TASK DETAILS
Write the listing out once more, with every line exactly as it stands.

DATA RECORDS

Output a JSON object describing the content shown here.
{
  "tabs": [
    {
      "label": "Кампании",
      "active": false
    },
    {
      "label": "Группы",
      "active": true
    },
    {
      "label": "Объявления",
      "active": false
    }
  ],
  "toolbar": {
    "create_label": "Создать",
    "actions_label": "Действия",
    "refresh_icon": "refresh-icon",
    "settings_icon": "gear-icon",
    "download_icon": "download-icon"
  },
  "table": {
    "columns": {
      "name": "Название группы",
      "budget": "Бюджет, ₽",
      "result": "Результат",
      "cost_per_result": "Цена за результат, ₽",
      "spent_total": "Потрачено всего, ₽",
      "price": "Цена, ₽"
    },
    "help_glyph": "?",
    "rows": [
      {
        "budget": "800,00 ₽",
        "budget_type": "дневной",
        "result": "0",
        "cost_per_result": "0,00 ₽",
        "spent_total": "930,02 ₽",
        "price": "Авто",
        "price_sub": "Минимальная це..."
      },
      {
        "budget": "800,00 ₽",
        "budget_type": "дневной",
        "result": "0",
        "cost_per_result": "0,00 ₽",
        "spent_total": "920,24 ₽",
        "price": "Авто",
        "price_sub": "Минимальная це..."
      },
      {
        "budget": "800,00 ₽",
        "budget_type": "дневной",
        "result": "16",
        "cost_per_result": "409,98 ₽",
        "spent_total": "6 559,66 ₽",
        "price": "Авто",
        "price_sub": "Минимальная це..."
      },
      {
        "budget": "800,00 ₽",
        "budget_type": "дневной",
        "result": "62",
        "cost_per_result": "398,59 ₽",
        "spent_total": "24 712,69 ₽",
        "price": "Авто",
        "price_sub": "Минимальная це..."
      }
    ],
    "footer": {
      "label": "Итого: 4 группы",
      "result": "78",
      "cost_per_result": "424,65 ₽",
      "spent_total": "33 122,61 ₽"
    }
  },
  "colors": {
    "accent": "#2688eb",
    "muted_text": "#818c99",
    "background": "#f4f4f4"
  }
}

SOLUTION TO THIS TASK
Output a JSON object describing the content shown here.
{
  "tabs": [
    {
      "label": "Кампании",
      "active": false
    },
    {
      "label": "Группы",
      "active": true
    },
    {
      "label": "Объявления",
      "active": false
    }
  ],
  "toolbar": {
    "create_label": "Создать",
    "actions_label": "Действия",
    "refresh_icon": "refresh-icon",
    "settings_icon": "gear-icon",
    "download_icon": "download-icon"
  },
  "table": {
    "columns": {
      "name": "Название группы",
      "budget": "Бюджет, ₽",
      "result": "Результат",
      "cost_per_result": "Цена за результат, ₽",
      "spent_total": "Потрачено всего, ₽",
      "price": "Цена, ₽"
    },
    "help_glyph": "?",
    "rows": [
      {
        "budget": "800,00 ₽",
        "budget_type": "дневной",
        "result": "0",
        "cost_per_result": "0,00 ₽",
        "spent_total": "930,02 ₽",
        "price": "Авто",
        "price_sub": "Минимальная це..."
      },
      {
        "budget": "800,00 ₽",
        "budget_type": "дневной",
        "result": "0",
        "cost_per_result": "0,00 ₽",
        "spent_total": "920,24 ₽",
        "price": "Авто",
        "price_sub": "Минимальная це..."
      },
      {
        "budget": "800,00 ₽",
        "budget_type": "дневной",
        "result": "16",
        "cost_per_result": "409,98 ₽",
        "spent_total": "6 559,66 ₽",
        "price": "Авто",
        "price_sub": "Минимальная це..."
      },
      {
        "budget": "800,00 ₽",
        "budget_type": "дневной",
        "result": "62",
        "cost_per_result": "398,59 ₽",
        "spent_total": "24 712,69 ₽",
        "price": "Авто",
        "price_sub": "Минимальная це..."
      }
    ],
    "footer": {
      "label": "Итого: 4 группы",
      "result": "78",
      "cost_per_result": "424,65 ₽",
      "spent_total": "33 122,61 ₽"
    }
  },
  "colors": {
    "accent": "#2688eb",
    "muted_text": "#818c99",
    "background": "#f4f4f4"
  }
}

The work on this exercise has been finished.